Q: I’ve been conducting two fire drills per month while we are under construction. I am new to the safety role and my understanding of the code is that I should be doing 2 per quarter each on different shifts. My facilities guy says 2 per month. Who is correct? I think we are giving our employees alarm fatigue.

A: Fire drills must be conducted as follows for healthcare occupancies (i.e. hospitals) and ambulatory health care occupancies (i.e. ASC):

  • Regular fire drills must be conducted once per shift per quarter, with start times staggered by 2-hours on fire drills conducted on the same shift but on consecutive quarters;
  • ILSM fire drills must be conducted once per shift per quarter in areas affected by the impairment requiring the ILSM fire drill. This drill is in addition to the regular fire drill.

The ILSM fire drill must evaluate each departments response that is affected by the impairment that requires the ILSM fire drill. This may mean you will have more than one ILSM fire drill per shift per quarter.

It appears you are on the right track with 2 fire drills per shift per quarter while the construction is underway. I’m not sure where the facility guy is coming from with the 2 drills per month requirement.

Brad Keyes
Brad Keyes, CHSP

Brad is a former advisor to Healthcare Facilities Accreditation Program (HFAP) and former Joint Commission LS surveyor. He guides clients through  organizational assessment; management training; ongoing coaching of task groups; and extensive one-on-one coaching of facility leaders. He analyzes and develops leadership effectiveness and efficiency in work processes, focusing on assessing an organization’s preparedness for a survey, evaluating processes in achieving preparedness, and guiding organizations toward compliance. 

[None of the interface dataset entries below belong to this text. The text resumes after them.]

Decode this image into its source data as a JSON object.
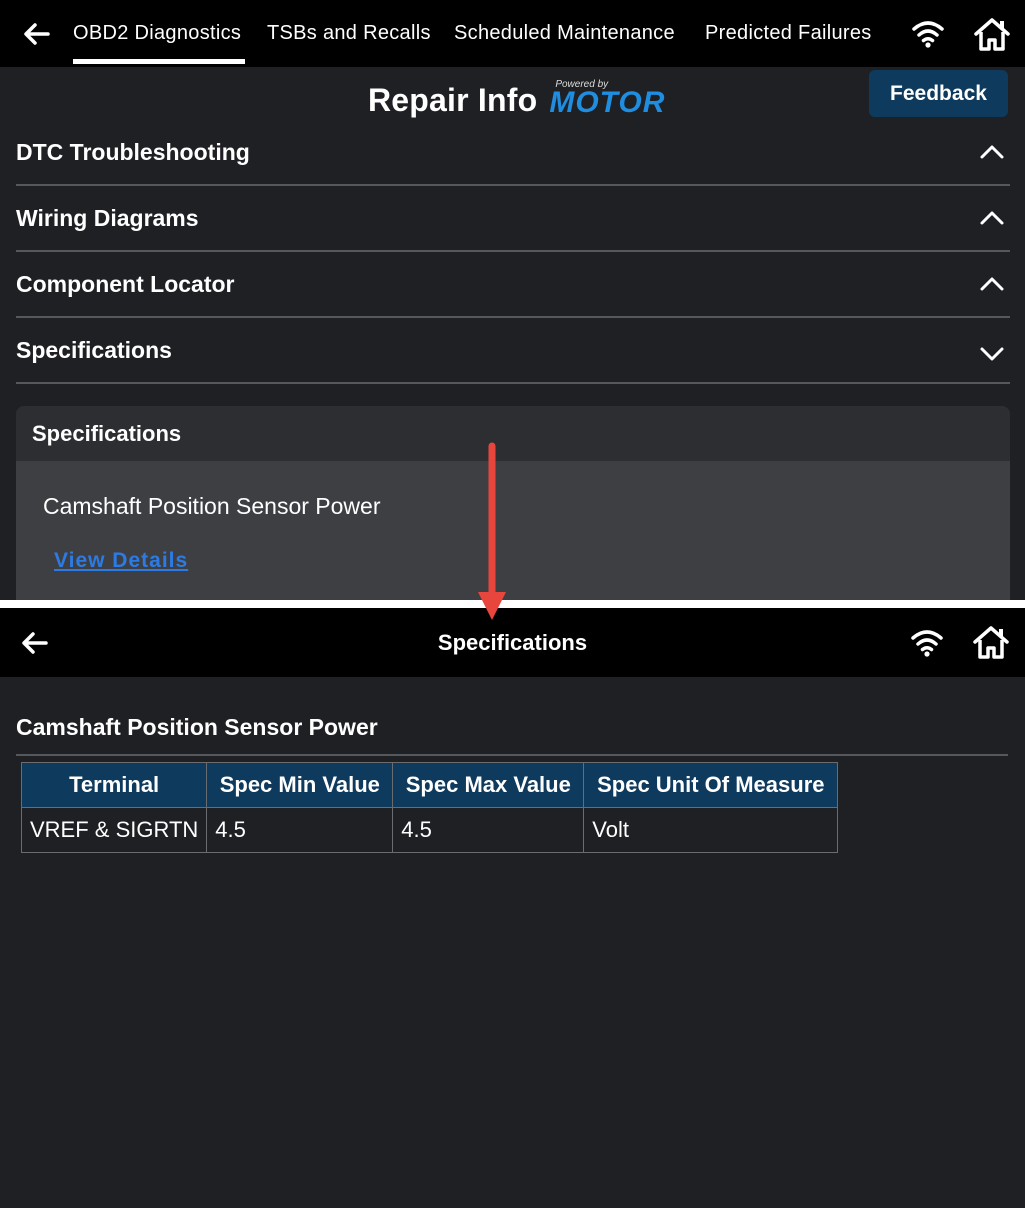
{
  "top_screen": {
    "tabs": [
      {
        "label": "OBD2 Diagnostics",
        "active": true
      },
      {
        "label": "TSBs and Recalls",
        "active": false
      },
      {
        "label": "Scheduled Maintenance",
        "active": false
      },
      {
        "label": "Predicted Failures",
        "active": false
      }
    ],
    "brand": {
      "title": "Repair Info",
      "powered_by": "Powered by",
      "logo_text": "MOTOR"
    },
    "feedback_label": "Feedback",
    "accordion": [
      {
        "label": "DTC Troubleshooting",
        "state": "collapsed",
        "icon": "chevron-up-icon"
      },
      {
        "label": "Wiring Diagrams",
        "state": "collapsed",
        "icon": "chevron-up-icon"
      },
      {
        "label": "Component Locator",
        "state": "collapsed",
        "icon": "chevron-up-icon"
      },
      {
        "label": "Specifications",
        "state": "expanded",
        "icon": "chevron-down-icon"
      }
    ],
    "spec_card": {
      "header": "Specifications",
      "item_title": "Camshaft Position Sensor Power",
      "link_label": "View Details"
    }
  },
  "bottom_screen": {
    "title": "Specifications",
    "detail_title": "Camshaft Position Sensor Power",
    "table": {
      "headers": [
        "Terminal",
        "Spec Min Value",
        "Spec Max Value",
        "Spec Unit Of Measure"
      ],
      "rows": [
        [
          "VREF & SIGRTN",
          "4.5",
          "4.5",
          "Volt"
        ]
      ]
    }
  },
  "colors": {
    "background": "#1f2024",
    "topbar": "#000000",
    "accent_blue": "#0e3a5e",
    "link_blue": "#2c7be5",
    "arrow_red": "#e8453c"
  }
}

As a presenter at national seminars, regional conferences, and audio conferences, Brad teaches the Keyes Life Safety Boot Camp series to various groups and organizations. He is the author or co-author of many HCPro books, including the best-selling  Analyzing the Hospital Life Safety Survey, now in its 3rd edition. Brad has also authored a variety of articles in numerous publications addressing features of life safety and fire protection, as well as white papers and articles on the Building Maintenance Program. Currently serving as the contributing editor of the monthly HCPro newsletter Healthcare Life Safety Compliance  gives Brad further insight into the industry’s trends and best practices.